Re: essentialization. Term sometimes used in equity work, especially with regards to marginalized peoples, or Indigenous Peoples of oversimplification of what that group is about. I should have just explained it, because it is only in small circles I've heard it used and explained to me.
I would hope that everyone finds a go-to person to check when unsure. There are many people who present themselves as knowledgeable, some even as Elders, and they are not. One of my happiest moments this fall was when two different principals forwarded an email that they had received from a local "Elder" offering presentations. They both said, I'm not quite sure if this is okay.... They are starting to get that critical eye. Elders are already busy--they don't have time to coldcall or mass email people. Check out our provincial subject council for FNMI education, www.fnmieao.com
I'm the chair of the subject side right now. Lots of info on our site. And you can email me questions through the site (as long as the moderator remembers to forward them to me.....)
Goodminds is fabulous and I admire Jeff Burnham. (Here's a live link> Our Goals | GoodMinds.com )
I need to find out more about the First Nation Community Reads program. They had a session at the recent Ontario Library Association conference but I didn't get a chance to attend.
If the raven is more of a west coast tie, does that mean that Gord Downie or Jeff Lemire have erred with the inclusion? Where is the line between "this is misrepresentation" and "this is creative licence"?
Thanks again Colinda!
The raven is the principal character in many myths: it is a trickster; a guardian; good or evil; a healer; a guide to the next world.
This description of the raven, from the Spirits of the West Coast Art Gallery website, seems particularly apt:
He also symbolizes the unknown and is there to show that every person sees the world in a different way as another. The Raven was often called upon to clarify truths in visions, as the wise elders knew that what the eye sees is not always the truth.
The raven is also known to be able to transform into other creatures. One story that I came upon describes what happens when Raven loses his eyes.

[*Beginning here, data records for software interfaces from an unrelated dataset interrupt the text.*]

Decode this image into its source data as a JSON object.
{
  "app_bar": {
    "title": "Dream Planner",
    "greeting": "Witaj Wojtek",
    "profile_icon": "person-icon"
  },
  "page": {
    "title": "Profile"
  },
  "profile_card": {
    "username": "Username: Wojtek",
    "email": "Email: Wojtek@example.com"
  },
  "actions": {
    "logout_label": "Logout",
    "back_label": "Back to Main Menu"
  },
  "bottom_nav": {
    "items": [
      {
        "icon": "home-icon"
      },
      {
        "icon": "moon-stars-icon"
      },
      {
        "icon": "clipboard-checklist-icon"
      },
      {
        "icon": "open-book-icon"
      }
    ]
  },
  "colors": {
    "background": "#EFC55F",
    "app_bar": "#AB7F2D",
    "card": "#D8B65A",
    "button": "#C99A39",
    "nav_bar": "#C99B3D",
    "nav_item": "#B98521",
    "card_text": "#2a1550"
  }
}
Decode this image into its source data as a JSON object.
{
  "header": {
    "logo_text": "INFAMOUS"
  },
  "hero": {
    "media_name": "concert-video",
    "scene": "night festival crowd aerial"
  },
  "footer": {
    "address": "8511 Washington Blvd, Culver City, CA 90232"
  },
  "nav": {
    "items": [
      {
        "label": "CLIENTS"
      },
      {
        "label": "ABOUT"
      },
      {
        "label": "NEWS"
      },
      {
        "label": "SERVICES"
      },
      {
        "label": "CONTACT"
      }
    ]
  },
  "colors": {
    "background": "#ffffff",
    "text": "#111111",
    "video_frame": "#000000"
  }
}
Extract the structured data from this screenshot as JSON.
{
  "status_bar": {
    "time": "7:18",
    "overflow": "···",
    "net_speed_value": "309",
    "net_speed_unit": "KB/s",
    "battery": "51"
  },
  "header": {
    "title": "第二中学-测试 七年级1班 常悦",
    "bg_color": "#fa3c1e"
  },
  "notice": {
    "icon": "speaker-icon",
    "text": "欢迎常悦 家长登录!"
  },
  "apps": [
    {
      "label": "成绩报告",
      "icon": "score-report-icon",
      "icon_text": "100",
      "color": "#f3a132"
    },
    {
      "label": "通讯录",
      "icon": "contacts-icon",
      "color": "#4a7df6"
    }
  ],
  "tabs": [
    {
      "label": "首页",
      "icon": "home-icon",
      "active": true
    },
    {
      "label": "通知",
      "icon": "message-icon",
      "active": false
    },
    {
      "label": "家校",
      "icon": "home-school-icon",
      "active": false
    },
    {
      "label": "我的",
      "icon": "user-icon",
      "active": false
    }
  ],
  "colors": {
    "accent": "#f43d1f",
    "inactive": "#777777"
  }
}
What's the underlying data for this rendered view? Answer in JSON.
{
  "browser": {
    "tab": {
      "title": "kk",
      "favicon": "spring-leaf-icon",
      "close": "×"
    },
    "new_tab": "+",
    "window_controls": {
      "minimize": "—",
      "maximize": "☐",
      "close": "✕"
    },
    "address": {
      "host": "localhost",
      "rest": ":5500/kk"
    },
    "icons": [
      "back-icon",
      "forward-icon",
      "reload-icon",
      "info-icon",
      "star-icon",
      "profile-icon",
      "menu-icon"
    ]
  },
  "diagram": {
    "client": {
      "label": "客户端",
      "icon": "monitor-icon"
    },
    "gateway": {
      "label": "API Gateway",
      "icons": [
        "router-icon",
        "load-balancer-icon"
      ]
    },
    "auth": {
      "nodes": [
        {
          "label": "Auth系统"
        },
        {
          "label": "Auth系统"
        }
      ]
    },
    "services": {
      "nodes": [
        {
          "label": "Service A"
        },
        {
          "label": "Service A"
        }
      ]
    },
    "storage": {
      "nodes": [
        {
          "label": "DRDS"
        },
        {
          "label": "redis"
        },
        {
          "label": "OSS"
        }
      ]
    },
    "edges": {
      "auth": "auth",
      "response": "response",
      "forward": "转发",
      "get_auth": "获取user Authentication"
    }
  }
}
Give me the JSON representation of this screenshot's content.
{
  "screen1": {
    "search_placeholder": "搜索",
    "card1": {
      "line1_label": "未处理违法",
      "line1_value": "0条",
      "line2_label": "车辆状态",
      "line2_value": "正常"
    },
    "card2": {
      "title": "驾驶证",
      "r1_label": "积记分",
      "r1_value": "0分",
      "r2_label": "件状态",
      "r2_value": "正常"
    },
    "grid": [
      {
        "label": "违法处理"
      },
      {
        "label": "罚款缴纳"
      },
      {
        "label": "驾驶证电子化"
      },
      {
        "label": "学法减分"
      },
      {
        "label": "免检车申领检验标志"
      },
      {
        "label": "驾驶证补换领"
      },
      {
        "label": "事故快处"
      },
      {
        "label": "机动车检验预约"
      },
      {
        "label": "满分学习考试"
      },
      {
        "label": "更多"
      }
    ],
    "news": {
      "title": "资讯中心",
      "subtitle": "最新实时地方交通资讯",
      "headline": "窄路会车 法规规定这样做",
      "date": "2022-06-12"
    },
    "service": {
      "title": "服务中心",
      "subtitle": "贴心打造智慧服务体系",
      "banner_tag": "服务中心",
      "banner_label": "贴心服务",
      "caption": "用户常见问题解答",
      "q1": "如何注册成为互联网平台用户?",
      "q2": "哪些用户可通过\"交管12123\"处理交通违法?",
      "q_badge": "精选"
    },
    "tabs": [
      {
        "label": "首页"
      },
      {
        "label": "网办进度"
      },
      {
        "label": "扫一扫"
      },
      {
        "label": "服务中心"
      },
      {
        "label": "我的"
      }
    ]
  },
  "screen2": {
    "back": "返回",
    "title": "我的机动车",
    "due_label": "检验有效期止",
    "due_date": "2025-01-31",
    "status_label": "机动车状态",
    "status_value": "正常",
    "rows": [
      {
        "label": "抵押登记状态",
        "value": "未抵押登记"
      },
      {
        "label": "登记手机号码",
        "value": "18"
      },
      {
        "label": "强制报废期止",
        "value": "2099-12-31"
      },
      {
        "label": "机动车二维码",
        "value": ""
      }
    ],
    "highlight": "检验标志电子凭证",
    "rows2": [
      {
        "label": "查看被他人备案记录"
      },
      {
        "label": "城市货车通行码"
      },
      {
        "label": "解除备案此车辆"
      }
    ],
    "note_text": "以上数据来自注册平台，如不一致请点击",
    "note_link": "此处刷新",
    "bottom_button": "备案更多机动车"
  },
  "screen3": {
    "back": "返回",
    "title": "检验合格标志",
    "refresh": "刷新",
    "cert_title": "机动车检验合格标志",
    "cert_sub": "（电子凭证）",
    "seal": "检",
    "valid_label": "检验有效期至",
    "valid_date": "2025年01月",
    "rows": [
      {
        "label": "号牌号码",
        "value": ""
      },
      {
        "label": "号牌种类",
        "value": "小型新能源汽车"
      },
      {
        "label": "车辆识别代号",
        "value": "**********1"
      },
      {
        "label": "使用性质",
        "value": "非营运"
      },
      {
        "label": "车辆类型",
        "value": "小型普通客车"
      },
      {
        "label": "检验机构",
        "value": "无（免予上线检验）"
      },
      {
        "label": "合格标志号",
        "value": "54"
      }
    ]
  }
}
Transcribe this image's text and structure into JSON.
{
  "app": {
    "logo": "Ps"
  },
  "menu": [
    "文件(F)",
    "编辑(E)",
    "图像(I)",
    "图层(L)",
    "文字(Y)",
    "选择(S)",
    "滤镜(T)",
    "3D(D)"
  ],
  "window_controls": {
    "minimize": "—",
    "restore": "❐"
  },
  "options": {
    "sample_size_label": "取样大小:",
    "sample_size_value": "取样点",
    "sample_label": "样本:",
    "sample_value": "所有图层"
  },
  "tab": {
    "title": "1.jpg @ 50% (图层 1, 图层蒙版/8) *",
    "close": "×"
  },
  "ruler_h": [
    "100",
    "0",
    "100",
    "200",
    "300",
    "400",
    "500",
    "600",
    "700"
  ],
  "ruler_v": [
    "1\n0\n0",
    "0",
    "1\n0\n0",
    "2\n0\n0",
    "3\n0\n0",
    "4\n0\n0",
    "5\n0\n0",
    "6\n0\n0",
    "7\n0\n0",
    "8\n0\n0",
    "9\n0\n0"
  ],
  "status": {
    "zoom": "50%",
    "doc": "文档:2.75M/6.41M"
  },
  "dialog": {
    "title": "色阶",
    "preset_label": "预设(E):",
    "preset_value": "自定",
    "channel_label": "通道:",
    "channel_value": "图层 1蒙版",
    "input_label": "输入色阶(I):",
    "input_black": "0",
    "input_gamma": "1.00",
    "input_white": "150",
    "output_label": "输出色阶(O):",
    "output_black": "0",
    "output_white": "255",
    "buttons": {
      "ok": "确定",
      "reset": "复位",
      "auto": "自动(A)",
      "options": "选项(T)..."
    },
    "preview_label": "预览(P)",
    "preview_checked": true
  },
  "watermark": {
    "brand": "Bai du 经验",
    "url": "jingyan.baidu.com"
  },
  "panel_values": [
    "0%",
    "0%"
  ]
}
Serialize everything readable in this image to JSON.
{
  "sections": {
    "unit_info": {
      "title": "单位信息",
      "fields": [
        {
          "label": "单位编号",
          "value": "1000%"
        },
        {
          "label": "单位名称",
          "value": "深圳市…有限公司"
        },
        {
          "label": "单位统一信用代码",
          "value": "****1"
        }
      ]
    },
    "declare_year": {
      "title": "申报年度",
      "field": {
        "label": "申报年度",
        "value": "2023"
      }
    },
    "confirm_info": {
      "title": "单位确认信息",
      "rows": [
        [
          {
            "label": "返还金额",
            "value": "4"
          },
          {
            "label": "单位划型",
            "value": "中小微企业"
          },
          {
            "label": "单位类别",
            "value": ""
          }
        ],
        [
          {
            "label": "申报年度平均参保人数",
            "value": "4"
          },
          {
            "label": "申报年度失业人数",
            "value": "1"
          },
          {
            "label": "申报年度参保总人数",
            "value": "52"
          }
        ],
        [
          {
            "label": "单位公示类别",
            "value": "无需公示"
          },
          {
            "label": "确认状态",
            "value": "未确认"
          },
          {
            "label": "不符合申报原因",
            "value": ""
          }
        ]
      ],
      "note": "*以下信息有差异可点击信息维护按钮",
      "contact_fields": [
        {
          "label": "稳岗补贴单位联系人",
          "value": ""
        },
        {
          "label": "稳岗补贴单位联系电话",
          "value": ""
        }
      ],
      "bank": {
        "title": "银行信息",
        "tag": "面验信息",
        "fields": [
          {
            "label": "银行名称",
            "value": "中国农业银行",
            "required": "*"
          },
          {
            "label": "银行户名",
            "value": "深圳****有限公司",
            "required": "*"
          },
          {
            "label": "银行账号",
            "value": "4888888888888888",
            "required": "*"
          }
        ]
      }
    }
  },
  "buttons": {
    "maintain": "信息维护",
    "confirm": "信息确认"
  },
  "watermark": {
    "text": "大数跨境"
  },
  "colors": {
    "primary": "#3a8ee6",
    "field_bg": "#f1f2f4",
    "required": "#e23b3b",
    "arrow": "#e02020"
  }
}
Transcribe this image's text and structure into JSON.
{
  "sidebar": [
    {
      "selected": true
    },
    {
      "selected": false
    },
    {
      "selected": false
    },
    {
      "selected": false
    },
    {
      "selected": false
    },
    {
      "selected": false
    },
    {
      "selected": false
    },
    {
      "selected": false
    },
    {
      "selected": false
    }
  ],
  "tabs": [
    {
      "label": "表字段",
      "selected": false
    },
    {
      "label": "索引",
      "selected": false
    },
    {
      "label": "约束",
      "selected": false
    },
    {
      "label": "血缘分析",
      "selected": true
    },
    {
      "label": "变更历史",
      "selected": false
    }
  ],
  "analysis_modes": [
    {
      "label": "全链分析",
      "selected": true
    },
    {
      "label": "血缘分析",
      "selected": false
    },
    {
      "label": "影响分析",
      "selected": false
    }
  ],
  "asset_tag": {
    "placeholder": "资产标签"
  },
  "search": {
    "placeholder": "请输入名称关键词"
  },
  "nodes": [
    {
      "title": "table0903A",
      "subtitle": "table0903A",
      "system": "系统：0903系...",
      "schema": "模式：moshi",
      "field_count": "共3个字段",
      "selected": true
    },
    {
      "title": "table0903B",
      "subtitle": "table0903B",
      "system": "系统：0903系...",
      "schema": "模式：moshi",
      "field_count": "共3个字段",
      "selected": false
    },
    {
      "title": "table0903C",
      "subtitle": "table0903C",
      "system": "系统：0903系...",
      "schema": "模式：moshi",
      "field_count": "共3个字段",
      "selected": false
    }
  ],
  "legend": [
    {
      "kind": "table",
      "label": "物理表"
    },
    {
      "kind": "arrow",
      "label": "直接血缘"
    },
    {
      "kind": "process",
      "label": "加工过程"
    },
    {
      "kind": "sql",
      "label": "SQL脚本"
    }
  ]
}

The raven is featured in a work by Ojibwe artist, Yvonne Garbutt, where men who are working far from their families transform into ravens to cover great distances. In this story, the men visit home bearing gifts of
I see this section as a dream sequence, where the raven helps Chanie through his transformation. The panel showing the priest behind the camera could suggest the old belief that to submit to being photographed was to lose one’s soul.
“I’ve seen how they are; How they’d all sell their souls; In little bits and pieces till they get old”
The masks hide the identities of the boys and could represent their losing their identities or surviving by paying lip service to new traditions. In the video version of this section, Chanie’s monster mask is superimposed over the building that houses the institution, its eyes overlaying windows behind which monstrous acts are committed.